Action item → Your answer must be an exact copy of the records below, with every picture left out.

Material for the task →
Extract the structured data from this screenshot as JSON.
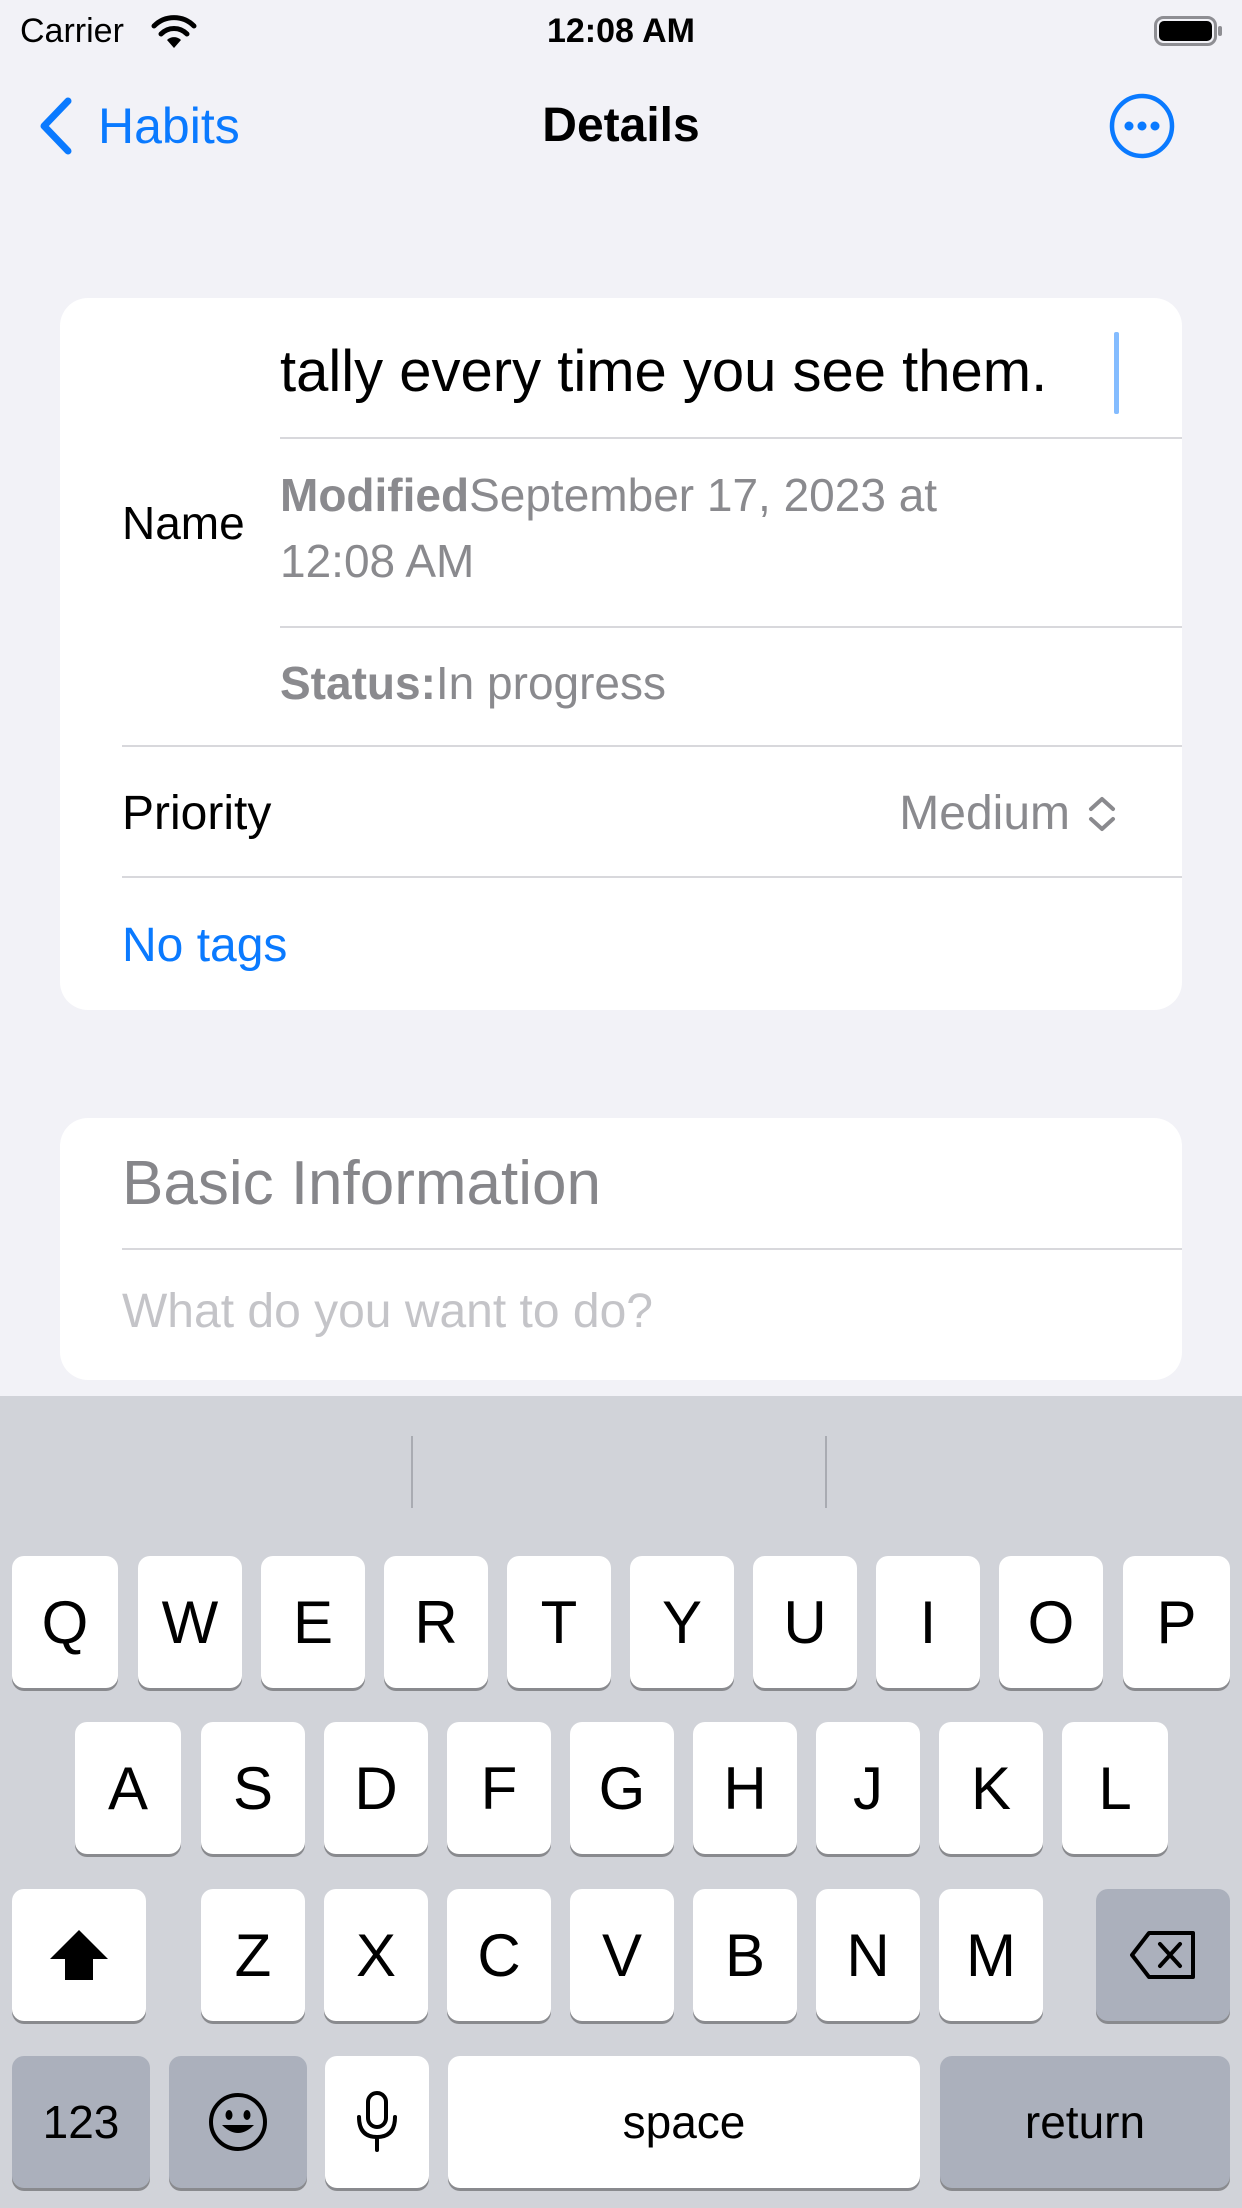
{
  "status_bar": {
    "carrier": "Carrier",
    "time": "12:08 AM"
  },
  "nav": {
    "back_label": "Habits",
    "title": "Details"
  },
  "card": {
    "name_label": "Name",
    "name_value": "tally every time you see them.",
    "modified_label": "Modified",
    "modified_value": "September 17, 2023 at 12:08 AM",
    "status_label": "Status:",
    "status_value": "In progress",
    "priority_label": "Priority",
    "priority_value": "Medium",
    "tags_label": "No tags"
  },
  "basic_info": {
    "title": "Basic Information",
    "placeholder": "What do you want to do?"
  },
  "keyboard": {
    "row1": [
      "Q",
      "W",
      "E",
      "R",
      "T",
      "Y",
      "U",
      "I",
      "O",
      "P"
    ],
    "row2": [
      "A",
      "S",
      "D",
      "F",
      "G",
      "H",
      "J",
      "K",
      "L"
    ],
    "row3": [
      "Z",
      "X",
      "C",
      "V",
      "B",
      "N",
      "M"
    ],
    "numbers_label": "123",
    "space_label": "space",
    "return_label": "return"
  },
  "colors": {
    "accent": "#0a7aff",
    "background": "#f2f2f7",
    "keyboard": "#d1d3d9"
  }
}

Answer to this task →
Extract the structured data from this screenshot as JSON.
{
  "status_bar": {
    "carrier": "Carrier",
    "time": "12:08 AM"
  },
  "nav": {
    "back_label": "Habits",
    "title": "Details"
  },
  "card": {
    "name_label": "Name",
    "name_value": "tally every time you see them.",
    "modified_label": "Modified",
    "modified_value": "September 17, 2023 at 12:08 AM",
    "status_label": "Status:",
    "status_value": "In progress",
    "priority_label": "Priority",
    "priority_value": "Medium",
    "tags_label": "No tags"
  },
  "basic_info": {
    "title": "Basic Information",
    "placeholder": "What do you want to do?"
  },
  "keyboard": {
    "row1": [
      "Q",
      "W",
      "E",
      "R",
      "T",
      "Y",
      "U",
      "I",
      "O",
      "P"
    ],
    "row2": [
      "A",
      "S",
      "D",
      "F",
      "G",
      "H",
      "J",
      "K",
      "L"
    ],
    "row3": [
      "Z",
      "X",
      "C",
      "V",
      "B",
      "N",
      "M"
    ],
    "numbers_label": "123",
    "space_label": "space",
    "return_label": "return"
  },
  "colors": {
    "accent": "#0a7aff",
    "background": "#f2f2f7",
    "keyboard": "#d1d3d9"
  }
}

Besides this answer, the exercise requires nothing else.